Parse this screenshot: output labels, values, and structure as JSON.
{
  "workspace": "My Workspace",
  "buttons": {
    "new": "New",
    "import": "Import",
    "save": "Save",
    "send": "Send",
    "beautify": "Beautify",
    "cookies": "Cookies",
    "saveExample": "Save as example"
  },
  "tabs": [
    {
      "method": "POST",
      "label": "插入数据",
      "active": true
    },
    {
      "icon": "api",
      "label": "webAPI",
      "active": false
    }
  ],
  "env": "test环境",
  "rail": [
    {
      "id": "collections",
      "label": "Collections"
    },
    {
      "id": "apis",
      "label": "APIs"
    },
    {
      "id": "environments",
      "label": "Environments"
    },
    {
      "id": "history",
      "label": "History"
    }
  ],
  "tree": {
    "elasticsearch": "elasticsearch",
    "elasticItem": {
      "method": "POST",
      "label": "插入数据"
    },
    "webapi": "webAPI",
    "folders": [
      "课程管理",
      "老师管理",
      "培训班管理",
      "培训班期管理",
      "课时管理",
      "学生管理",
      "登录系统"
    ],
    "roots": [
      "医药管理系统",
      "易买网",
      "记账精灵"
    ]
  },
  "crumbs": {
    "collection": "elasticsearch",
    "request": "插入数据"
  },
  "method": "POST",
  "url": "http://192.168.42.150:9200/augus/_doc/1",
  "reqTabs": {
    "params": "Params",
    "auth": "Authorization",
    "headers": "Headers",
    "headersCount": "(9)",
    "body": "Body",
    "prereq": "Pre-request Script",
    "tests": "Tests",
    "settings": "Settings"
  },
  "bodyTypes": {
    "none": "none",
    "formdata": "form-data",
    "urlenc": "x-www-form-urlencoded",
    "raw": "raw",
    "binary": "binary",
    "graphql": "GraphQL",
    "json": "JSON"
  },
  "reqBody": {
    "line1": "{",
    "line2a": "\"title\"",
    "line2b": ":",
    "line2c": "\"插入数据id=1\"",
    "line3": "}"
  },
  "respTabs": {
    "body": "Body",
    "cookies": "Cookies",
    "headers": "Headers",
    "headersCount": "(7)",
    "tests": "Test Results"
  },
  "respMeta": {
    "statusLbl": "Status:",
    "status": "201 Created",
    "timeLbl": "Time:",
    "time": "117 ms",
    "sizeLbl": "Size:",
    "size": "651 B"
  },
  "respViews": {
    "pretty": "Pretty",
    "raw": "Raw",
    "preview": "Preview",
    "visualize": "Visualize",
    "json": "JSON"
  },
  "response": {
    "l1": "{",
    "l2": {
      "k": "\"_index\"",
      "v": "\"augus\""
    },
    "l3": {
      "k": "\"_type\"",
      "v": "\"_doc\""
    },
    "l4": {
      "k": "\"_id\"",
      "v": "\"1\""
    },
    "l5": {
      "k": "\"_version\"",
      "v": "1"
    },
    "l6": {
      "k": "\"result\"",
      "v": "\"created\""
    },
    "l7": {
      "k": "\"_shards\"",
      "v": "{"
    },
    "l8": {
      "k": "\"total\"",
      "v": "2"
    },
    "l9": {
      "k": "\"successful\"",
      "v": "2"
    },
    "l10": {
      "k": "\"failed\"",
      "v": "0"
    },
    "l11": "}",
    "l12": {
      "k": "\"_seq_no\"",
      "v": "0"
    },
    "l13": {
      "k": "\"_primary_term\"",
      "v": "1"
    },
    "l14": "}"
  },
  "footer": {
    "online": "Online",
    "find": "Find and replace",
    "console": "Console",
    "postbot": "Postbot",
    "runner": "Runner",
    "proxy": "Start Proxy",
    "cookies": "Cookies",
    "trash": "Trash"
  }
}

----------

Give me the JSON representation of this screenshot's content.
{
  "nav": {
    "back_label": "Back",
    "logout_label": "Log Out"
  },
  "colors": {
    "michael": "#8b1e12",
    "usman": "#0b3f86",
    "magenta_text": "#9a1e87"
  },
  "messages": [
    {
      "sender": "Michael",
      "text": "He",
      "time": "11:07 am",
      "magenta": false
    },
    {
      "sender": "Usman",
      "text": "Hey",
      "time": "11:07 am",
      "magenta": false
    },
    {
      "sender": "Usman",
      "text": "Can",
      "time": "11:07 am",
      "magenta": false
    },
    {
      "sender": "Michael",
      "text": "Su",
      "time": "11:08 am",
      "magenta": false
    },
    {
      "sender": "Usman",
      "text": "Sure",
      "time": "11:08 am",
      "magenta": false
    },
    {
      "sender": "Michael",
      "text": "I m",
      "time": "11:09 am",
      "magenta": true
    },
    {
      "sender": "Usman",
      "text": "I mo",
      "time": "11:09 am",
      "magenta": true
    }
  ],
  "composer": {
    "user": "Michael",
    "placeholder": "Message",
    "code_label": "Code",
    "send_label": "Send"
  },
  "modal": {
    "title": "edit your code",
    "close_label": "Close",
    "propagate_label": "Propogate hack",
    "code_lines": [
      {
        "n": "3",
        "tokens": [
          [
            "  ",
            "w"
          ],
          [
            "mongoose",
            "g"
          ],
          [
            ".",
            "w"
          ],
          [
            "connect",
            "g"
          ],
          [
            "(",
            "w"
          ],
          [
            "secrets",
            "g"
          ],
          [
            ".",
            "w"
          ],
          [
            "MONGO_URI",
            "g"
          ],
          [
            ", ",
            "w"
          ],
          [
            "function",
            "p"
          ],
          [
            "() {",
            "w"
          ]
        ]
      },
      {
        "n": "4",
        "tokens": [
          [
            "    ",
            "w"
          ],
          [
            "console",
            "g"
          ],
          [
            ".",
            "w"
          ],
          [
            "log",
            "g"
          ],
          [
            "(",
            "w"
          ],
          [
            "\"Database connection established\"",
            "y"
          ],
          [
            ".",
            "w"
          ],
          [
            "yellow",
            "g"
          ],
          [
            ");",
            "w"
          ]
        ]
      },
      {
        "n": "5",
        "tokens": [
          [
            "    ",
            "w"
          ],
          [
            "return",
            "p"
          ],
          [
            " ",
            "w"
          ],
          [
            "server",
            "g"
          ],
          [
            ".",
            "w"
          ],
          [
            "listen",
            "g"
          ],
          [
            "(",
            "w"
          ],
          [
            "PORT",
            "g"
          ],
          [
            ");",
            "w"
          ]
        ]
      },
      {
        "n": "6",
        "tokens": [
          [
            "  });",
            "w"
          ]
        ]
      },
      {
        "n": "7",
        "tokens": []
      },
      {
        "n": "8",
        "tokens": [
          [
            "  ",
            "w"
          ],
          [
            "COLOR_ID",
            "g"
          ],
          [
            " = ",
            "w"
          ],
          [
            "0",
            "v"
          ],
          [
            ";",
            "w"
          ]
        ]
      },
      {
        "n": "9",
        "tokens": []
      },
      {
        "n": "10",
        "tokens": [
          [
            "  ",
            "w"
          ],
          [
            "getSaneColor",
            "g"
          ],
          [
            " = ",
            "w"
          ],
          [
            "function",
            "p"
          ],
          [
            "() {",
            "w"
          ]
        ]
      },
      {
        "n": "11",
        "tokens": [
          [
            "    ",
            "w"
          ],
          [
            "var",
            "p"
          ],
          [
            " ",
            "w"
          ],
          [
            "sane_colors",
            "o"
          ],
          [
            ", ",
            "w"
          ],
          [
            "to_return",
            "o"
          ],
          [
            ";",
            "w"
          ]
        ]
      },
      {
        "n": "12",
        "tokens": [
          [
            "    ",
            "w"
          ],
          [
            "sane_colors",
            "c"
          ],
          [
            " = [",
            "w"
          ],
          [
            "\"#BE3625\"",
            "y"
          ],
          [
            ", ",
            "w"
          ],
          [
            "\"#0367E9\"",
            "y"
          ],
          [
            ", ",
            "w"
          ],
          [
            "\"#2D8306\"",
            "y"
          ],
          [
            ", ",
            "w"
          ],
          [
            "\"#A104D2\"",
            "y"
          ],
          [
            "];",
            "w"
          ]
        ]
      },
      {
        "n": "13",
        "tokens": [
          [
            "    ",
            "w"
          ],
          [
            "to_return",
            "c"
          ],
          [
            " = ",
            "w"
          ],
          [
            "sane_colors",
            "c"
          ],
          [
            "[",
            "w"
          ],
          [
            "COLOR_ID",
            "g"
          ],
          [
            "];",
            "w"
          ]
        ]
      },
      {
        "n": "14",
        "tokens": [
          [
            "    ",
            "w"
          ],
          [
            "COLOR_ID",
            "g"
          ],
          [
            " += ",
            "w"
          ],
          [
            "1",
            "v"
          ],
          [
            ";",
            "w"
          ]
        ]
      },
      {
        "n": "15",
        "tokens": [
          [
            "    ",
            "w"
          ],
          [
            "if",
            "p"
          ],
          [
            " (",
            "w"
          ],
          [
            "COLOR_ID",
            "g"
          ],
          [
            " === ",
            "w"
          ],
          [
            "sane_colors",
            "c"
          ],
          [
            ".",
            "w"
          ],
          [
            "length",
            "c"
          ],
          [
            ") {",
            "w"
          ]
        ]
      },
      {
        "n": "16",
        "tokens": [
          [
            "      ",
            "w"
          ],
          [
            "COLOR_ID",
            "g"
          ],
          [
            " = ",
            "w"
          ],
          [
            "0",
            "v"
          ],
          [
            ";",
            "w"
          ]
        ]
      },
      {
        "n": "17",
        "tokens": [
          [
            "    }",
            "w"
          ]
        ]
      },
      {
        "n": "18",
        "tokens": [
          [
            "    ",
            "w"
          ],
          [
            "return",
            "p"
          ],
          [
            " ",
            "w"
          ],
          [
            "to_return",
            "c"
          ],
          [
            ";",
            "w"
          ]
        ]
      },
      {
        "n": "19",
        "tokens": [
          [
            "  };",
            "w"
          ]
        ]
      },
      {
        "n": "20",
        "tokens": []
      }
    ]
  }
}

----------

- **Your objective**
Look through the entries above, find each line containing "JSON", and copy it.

- **Result of the exercise**
Parse this screenshot: output labels, values, and structure as JSON.
    "json": "JSON"
    "json": "JSON"
Give me the JSON representation of this screenshot's content.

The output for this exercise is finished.